In his presentation, Cody will be discussing some of the more dynamic, haunting and compelling peculiarities of Hyoscyamus Niger, or Black Henbane. It’s folkloric, pharmaceutical, and sacramental legacy is vast, and spans several continents. Henbane’s role in ritual and ancient religion as not only a sacred intoxicant, but as a conduit between the realm of the dead and the living, is often unsung. It is his hope in this presentation to allow this plant a platform from which its story may be told and its offerings once again revered; a plant still today deserving of the reverence and adoration it once held in the ancient world. In addition to its being a deliriant, sedative, aphrodisiac, xerostomic, analgesic and mild euphoriant, it is also a beacon and sacrament unto the shades of the Dead.
Based on over a decade of experience in cultivating, spreading, processing, wild crafting, and consuming this maligned yet comely biennial, he has come to recognize a very distinct and beautiful quality that will not be found in any other plant, even among those in the same genus. Its connection to the reservoir of ancestral power is matchless, though the path is often terrifying and, potentially, fatal. There exists tremendous promise for personal empowerment and illumination shrouded beyond the dread Henbane invokes. One is returned to a place of innocence and receptivity, allowing the guiding hands of the Dead to instruct and enlighten; with proper guidance one may be led to sup at the very Table of the Gods
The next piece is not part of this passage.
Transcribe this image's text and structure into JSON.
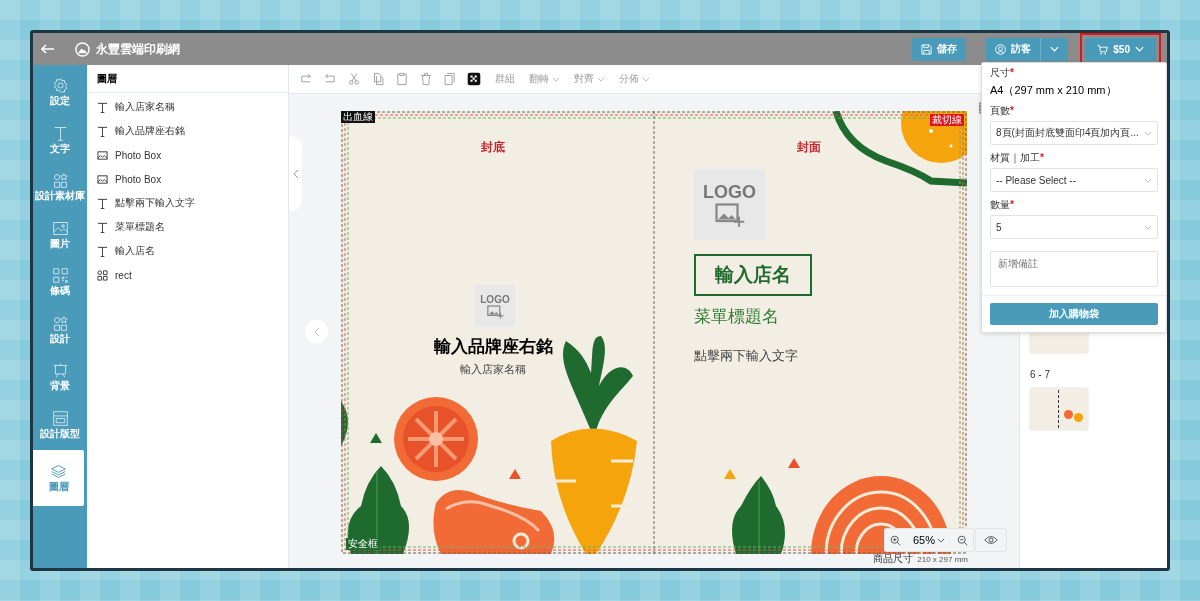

Cody Dickerson is a writer and student of the Germanic mysteries, British cunning-folk magic, and is an initiated Braucher, or Powwow practitioner. A blacksmith by trade and a gardener by avocation, he also studies the rural folk magic and traditions of North America, Europe and Mexico. Some of his research work in these areas has recently been published with Three Hands Press. He currently resides in the northwest, and has been working intimately with trees and plants for almost two decades, with a deep focus on the Solanum genus. During this time he has distilled a body of insight and experience with many of these umbrageous plants, in an attempt to understand their traditional role in religious and ceremonial use.